SUPPLIED DATA -
╭──
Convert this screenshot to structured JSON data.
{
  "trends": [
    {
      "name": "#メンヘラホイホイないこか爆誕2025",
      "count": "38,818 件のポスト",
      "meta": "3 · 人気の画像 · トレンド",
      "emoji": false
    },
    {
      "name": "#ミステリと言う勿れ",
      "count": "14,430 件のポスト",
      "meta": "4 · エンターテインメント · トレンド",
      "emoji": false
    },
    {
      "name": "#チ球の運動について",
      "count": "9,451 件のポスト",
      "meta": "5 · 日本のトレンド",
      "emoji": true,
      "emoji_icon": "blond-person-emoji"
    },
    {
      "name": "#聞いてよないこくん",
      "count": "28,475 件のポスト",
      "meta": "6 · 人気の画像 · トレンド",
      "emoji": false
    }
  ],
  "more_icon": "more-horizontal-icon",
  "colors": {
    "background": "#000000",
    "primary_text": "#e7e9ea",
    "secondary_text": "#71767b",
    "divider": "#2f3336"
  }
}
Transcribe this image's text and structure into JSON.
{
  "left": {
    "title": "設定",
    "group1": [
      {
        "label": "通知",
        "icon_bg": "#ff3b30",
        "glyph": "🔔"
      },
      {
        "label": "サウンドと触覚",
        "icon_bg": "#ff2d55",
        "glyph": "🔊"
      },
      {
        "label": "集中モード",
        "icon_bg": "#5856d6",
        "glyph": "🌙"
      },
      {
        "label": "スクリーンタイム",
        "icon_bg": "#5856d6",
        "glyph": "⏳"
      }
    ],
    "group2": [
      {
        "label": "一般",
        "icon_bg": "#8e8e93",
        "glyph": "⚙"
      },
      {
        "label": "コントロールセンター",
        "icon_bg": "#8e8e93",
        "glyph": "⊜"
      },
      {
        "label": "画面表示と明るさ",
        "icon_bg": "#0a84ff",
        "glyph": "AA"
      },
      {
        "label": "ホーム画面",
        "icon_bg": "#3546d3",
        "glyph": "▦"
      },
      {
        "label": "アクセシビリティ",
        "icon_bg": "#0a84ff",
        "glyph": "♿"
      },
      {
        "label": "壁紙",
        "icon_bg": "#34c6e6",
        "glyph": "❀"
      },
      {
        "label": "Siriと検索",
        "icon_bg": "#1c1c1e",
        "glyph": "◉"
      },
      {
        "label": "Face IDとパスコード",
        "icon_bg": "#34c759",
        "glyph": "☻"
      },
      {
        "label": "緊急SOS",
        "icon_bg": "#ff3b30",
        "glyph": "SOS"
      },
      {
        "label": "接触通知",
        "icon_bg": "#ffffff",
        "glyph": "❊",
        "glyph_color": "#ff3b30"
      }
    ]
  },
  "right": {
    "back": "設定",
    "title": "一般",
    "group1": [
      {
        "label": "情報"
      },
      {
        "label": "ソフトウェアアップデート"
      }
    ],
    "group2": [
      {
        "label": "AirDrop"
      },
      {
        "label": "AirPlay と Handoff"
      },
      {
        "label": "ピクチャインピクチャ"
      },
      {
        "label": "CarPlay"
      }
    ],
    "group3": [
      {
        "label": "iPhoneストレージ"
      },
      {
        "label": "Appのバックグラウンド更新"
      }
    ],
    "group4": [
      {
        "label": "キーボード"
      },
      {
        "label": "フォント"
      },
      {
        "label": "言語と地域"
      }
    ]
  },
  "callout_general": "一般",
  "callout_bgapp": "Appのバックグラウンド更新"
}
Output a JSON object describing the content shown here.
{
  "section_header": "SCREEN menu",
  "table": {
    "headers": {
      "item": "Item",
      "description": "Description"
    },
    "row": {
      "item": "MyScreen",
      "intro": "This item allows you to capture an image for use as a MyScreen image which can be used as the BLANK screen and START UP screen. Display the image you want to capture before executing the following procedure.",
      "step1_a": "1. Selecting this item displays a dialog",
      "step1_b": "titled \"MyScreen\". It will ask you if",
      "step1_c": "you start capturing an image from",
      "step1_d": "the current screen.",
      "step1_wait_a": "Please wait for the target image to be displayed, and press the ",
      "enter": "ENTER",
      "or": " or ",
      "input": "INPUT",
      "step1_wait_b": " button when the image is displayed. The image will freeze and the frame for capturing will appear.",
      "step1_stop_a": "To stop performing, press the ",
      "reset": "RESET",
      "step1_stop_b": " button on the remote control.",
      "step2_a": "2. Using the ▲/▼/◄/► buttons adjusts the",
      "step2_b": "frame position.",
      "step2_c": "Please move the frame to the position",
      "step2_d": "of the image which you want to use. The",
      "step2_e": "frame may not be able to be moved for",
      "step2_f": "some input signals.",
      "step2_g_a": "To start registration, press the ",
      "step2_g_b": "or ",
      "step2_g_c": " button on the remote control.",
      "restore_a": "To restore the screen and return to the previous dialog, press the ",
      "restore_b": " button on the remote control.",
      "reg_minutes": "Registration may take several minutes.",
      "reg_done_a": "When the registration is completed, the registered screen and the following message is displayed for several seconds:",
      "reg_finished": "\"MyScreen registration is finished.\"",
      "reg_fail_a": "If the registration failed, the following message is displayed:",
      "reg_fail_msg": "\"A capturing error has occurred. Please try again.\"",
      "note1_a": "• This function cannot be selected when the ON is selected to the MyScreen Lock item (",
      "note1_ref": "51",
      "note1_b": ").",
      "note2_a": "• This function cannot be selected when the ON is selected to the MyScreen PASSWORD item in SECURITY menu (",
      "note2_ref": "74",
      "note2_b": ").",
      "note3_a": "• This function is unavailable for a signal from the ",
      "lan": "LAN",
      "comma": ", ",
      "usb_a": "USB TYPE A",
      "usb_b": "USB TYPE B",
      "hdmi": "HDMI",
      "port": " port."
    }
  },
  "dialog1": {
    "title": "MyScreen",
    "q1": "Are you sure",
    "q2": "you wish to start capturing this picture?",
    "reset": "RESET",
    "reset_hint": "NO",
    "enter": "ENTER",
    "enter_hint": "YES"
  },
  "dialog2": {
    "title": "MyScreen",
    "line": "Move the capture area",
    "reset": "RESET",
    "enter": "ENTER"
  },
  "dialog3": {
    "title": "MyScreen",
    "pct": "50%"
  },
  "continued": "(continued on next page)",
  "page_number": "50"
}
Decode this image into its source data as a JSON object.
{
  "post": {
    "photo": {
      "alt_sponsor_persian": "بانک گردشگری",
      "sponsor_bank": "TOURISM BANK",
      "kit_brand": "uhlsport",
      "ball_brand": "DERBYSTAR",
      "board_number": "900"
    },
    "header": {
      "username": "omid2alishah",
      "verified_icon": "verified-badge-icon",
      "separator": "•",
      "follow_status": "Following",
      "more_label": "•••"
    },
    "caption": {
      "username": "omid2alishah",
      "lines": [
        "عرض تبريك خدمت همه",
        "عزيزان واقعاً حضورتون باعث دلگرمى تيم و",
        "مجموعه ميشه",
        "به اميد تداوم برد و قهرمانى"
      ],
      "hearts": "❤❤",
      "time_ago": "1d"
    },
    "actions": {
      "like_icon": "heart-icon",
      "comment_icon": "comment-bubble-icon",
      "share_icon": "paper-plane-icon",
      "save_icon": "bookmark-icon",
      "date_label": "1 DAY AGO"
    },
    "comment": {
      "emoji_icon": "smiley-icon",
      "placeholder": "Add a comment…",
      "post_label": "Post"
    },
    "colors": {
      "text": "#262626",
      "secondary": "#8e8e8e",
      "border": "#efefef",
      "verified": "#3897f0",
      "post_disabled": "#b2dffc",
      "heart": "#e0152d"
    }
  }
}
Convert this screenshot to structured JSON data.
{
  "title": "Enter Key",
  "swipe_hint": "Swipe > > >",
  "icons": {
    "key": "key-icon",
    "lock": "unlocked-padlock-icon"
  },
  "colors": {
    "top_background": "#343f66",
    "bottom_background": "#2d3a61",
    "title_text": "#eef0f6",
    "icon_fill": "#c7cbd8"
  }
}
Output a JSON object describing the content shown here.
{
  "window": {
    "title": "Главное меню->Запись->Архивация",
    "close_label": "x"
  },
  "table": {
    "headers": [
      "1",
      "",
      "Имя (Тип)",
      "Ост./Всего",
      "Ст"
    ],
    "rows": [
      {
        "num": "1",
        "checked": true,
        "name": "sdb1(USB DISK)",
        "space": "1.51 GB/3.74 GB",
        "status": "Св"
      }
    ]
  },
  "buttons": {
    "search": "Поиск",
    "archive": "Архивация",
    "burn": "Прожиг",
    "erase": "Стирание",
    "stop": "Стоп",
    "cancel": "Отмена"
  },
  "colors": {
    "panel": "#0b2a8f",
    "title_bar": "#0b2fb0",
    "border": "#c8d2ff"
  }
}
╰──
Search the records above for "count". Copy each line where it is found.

      "count": "38,818 件のポスト",
      "count": "14,430 件のポスト",
      "count": "9,451 件のポスト",
      "count": "28,475 件のポスト",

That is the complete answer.